Many employers have a policy in their employee handbook or in employment agreements that requires an employee to devote their full time to the employer’s business (i.e. no “moonlighting”). For example:

Except as hereinafter provided, the Employee shall at all times during the continuance of this Agreement devote her full time to the conduct of the business of the Employer and shall not directly or indirectly, during the term of this Agreement engage in any activity competitive with or adverse to the Corporation’s business or welfare whether alone, or as a partner, officer, director, Employee, advisor, agent or investor of any other individual corporation, partnership, joint venture, association, entity or person.

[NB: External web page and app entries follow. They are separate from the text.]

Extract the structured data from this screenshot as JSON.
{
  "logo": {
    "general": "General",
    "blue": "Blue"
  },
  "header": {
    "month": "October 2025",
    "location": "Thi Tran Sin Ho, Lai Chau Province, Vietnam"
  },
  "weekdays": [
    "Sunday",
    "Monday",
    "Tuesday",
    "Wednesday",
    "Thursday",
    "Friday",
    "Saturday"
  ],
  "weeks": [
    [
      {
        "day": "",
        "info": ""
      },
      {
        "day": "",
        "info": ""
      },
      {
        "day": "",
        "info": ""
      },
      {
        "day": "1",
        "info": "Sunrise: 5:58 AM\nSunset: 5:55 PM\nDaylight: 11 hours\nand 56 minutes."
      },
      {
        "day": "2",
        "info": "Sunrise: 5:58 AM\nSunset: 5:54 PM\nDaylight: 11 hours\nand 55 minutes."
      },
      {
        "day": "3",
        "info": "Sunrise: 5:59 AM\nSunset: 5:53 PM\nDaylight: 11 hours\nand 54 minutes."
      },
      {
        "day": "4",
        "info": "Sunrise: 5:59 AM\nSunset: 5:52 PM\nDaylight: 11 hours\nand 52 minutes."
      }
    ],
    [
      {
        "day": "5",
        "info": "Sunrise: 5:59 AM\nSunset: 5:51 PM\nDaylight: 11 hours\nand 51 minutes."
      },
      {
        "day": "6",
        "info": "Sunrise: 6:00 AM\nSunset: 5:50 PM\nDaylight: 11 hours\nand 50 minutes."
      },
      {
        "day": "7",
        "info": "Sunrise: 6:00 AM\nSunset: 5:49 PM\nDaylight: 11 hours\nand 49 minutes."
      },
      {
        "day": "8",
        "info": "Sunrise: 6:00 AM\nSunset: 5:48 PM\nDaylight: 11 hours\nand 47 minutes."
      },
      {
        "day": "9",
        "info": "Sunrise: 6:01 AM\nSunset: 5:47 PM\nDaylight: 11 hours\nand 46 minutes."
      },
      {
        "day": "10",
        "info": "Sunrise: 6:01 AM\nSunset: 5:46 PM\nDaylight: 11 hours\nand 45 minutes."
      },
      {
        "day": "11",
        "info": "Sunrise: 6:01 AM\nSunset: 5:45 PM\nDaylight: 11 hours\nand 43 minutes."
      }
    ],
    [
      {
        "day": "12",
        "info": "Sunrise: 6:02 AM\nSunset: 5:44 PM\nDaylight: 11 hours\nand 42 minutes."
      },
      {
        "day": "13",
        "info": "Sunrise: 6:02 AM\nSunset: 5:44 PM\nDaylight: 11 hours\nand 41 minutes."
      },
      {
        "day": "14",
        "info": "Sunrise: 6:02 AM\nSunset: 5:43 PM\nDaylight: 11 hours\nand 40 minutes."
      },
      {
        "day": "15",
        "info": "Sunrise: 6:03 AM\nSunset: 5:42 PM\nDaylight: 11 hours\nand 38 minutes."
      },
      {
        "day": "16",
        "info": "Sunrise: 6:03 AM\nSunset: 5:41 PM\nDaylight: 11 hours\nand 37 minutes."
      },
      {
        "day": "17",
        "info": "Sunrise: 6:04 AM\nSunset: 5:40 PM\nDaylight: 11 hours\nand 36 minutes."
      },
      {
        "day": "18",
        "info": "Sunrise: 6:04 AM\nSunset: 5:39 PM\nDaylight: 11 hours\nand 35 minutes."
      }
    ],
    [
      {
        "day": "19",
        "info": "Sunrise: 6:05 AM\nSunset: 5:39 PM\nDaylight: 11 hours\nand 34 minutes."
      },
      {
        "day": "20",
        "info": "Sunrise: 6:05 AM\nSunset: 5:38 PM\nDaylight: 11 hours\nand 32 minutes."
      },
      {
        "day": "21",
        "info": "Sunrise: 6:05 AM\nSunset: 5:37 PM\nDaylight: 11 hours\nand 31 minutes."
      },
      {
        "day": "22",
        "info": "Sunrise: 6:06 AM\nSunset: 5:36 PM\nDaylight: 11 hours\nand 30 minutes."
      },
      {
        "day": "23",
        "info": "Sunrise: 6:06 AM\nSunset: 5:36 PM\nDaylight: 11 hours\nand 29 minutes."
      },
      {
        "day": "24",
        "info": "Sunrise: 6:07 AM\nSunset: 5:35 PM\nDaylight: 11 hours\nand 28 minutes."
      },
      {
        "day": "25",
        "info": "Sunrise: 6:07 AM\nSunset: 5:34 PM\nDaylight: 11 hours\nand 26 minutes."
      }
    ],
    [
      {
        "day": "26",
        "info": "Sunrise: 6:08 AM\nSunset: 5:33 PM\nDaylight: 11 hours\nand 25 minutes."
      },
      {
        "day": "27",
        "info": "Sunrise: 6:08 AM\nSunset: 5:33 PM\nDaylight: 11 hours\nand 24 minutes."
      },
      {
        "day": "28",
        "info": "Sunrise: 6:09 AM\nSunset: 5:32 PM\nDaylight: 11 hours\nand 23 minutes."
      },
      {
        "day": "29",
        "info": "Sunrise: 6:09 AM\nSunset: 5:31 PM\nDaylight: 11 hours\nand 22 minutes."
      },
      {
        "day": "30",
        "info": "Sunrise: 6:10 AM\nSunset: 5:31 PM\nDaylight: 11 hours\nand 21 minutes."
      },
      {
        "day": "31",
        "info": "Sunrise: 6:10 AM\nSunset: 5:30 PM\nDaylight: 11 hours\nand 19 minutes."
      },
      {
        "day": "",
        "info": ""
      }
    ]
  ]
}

This sounds reasonable, right? Not to the NLRB’s Division of Advice, which provides advice to regional offices as to whether particular conduct violates the National Labor Relations Act (the “Act”). In a recent memorandum (the “Memo”), the Division of Advice found this provision to be unlawfully overbroad, opining that the policy would have a “reasonable tendency to chill employees in the exercise of their Section 7 rights” and that it would prohibit employees from engaging in union organizing or protected concerted activities that the employer could deem to be “adverse” to its business. Additionally, the Division of Advice thought that the provision could potentially prevent an employee from engaging in outside employment. Quoting from the Memo: “The General Counsel takes the position that rules or contract provisions directly or indirectly prohibiting moonlighting are generally unlawful…”

The Stericycle Decision

The Division of Advice’s memorandum is not the first time the NLRB has scrutinized language in employee handbooks that the agency interprets as overly restrictive of employee rights. In the recent NLRB decision in Stericycle, Inc., the Board stated that an employee handbook rule or policy is unlawful if it has a reasonable tendency to chill employees from exercising their Section 7 rights. Employers must now prove that there is a legitimate and substantial business interest in the rule and that they cannot advance the interest with a more narrowly written rule. Employers are going to have to consider the “potential” impact and interpretation of a rule and whether their business interests can be achieved with a narrower rule. The types of policies that could be challenged under the Stericycle standard include confidentiality policies, sexual harassment policies, dress codes, and collegiality and civility policies. Under the new standard, if any of these policies could be reasonably construed to interfere with employees’ exercise of Section 7 rights, these policies would be considered unlawful by the NLRB.

Other Challenged Policies

Other employment policies which have recently been challenged include noncompetition provisions. The General Counsel argues that non-compete provisions are overbroad when the provision could reasonably be interpreted by employees to limit their ability to resign by denying them the ability to seek other opportunities for which they are qualified.

In September 2023, the NLRB’s General Counsel commenced a lawsuit against Harper Holdings, LLC (which does business as Juvly Aesthetics), challenging the company’s requirement that if an employee receives certain training, they must repay all, or a portion of, the training costs if they leave employment within a specified period. It is clear that the General Counsel and the NLRB are expanding the definition of protected concerted activity and are concerned about policies which limit the mobility of employees in changing employment.


When employers create work rules, they should consider whether there is a potential in the work rule to be interpreted to chill an employee’s right to discuss with other employees or with a labor union their concerns and issues about wages, hours and working conditions.

At the present time, if an employee handbook policy is the subject of an unfair labor practice charge, and the employer policy and rule is deemed to be unlawful, the NLRB would order that such policy or rule must be withdrawn, with no financial penalty to the employer. If the employer disciplines or terminates an employee for violating a work rule that the NLRB finds to be unlawful, then the employer will be liable for backpay and if applicable, reinstatement of the disciplined employee.

These are all very recent challenges. We don’t know if the NLRB will agree with the Division of Advice’s memoranda, or if the NLRB decisions will be affirmed by a federal court of appeals.  However, it is reasonable for employers, whether union or nonunion, to examine work rules to confirm they are necessary, yet narrow enough, to protect the employer’s business interests while not infringing an employee’s Section 7 rights. Employers should expect that the NLRB will continue to limit what employer policies can say.